Why is my frost free freezer getting frost inside it? Is my freezer/fridge going out? My fridge is about 10 years old. I was thinking maybe the seal isn't sealing correctly. We have already replaced the seal around the fridge which was $70.00 to replace. Should I get a new refridgerator? I don't know what I should do. Any suggestions would help.
Thanks in advance.
luv2craft from Normalville, Pennsylvania
By Dana Sipe
By Carol (Guest Post) 02/23/2006
I know this doesnt answer your question. However, I think the life expectancy for any appliance is 10 years... You'll be surprised at how much energy (money) you save when you get a new one!

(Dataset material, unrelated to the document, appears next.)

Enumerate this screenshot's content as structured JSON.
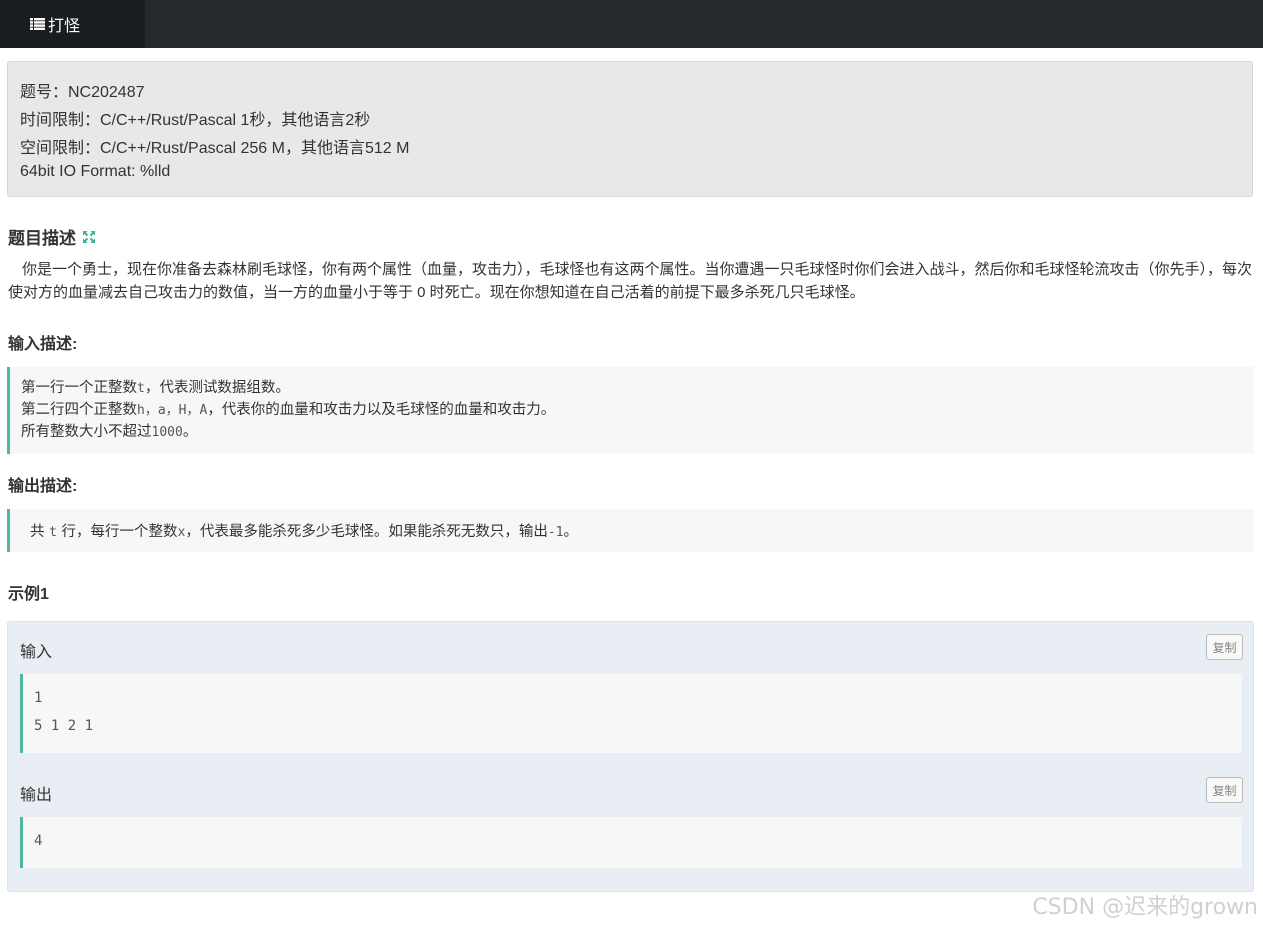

By Me (Guest Post) 02/24/2006
I agree. If you can afford it buy a new one. The older ones are huge energy wasters. It will pay for itself in no time.
Our old fridge (15 yrs at least) was in the house when we bought it.
It still looked nice, worked well. But we decided to get new appliances and sold the old. So we purchased the new fridg at Sears. We were amazed how the electric bill dropped aprox $30 or more a month The new fridge paid for it self!!!
It could be that the frost free workings of the fridge is no longer working. I would suggest you empty the freezer and defrost it in the old fashioned way. After the frost is gone, check the sides and back of the freezer compartment and see where it is still cold. It could be the coils in the back of the freezer are still iced up. I have taken a hair dryer to mine and thawed it out. It worked. This is only a suggestion. I know we need a new one, but, it is not possible at this point in time, so it is thaw, thaw, thaw, just like the old days for me!!
By Micki (Guest Post) 02/04/2008
After not opening my freezer for about 5 hours, there was frost everywhere. Could it be that I had not closed the door tightly? Would any thing else have caused this?
If your door wasn't closed this could definitely happen. If it's still happening though, you've got a bigger problem.
Generally speaking they say you shouldn't repair your appliances if it's going to cost more than half the cost of a new one - great rule of thumb. Although a new fridge might be a little bit more cost effective in the long run, if this is the only issue you're having I'd just repair it and be on your way.
I was having a similar problem and I just put my model number into this site http://www.partselect.com/Refrigerator-Parts.htm and it gave me a whole list of common issues with the model of my fridge. Frost build-up was one of them! I got the part, watched a video on the same site and fixed my fridge in like 3 days.
*Just realized how old this thread is. I'm sure you've solved your problem by now but hopefully will help someone else.